A 29-year-old woman has sustained fractured ribs and internal bleeding after finding herself trapped between two humpback whales while snorkelling on Ningaloo Reef off Exmouth in Western Australia.
She was airlifted from the boat to Royal Perth Hospital in a serious but stable condition following what was described as a freak accident yesterday (2 August), and is expected to make a full recovery.
Other people in the group were understood to have sustained minor injuries during the whale interaction. WorkSafe, the Australian equivalent of the Health & Safety Executive, is reported to be investigating the incident.
Each year the whales follow the “Humpback Highway”, migrating more than 3000 miles from their Antarctic feeding grounds to breed and give birth in the warm waters off Australia. Ningaloo, the continent’s biggest fringing reef, is a global hotspot for surface interactions not only with the whales but with whale sharks and manta rays.
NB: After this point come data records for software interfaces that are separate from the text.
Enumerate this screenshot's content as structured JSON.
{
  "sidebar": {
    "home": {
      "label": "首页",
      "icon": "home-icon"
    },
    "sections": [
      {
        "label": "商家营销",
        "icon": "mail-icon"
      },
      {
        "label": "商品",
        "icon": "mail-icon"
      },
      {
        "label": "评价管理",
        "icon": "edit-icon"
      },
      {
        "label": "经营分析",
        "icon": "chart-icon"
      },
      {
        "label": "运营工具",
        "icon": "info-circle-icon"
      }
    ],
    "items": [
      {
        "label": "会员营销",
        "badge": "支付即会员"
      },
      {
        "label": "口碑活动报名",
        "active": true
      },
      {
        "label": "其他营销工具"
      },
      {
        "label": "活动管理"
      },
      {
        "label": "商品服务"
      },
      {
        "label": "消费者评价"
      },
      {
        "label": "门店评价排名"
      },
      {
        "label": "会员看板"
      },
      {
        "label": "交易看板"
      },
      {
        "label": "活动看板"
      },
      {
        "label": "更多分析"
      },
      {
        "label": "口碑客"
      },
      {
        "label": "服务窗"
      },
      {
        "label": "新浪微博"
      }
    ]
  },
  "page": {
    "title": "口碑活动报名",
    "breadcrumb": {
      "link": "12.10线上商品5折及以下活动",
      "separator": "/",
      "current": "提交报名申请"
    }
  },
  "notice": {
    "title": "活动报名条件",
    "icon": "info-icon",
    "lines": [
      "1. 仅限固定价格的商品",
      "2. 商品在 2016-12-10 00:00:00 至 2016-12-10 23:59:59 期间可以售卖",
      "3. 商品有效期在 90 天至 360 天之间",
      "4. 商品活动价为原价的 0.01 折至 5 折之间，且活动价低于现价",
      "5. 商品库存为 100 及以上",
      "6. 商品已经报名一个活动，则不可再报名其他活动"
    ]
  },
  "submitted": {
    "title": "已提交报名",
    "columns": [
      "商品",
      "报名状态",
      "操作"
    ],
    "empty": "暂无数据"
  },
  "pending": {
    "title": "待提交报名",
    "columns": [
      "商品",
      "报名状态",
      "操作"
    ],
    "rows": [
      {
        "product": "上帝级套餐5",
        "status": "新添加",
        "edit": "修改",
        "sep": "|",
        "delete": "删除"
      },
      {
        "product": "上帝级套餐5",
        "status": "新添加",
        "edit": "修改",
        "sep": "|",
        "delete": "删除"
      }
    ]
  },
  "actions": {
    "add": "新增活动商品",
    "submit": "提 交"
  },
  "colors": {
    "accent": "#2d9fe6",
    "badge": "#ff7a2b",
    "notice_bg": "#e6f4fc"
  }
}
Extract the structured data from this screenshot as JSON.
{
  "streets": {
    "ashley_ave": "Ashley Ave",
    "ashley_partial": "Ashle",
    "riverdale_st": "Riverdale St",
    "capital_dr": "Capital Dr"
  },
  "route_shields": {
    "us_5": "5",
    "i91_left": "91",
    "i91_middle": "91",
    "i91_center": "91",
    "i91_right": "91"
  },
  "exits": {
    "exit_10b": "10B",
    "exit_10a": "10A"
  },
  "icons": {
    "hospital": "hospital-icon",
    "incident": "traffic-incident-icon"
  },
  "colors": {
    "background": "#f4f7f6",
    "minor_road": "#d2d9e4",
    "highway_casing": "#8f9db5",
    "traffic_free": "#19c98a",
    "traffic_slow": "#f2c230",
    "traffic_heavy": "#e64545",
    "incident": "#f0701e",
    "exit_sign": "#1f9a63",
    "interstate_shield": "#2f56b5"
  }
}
The injured woman was on one of a number of humpback interaction tours that provide the opportunity to snorkel with the whales whenever it is deemed safe to do so. Many scuba divers visiting the area aim to participate in such surface interactions, either on dedicated trips or from their dive-boat.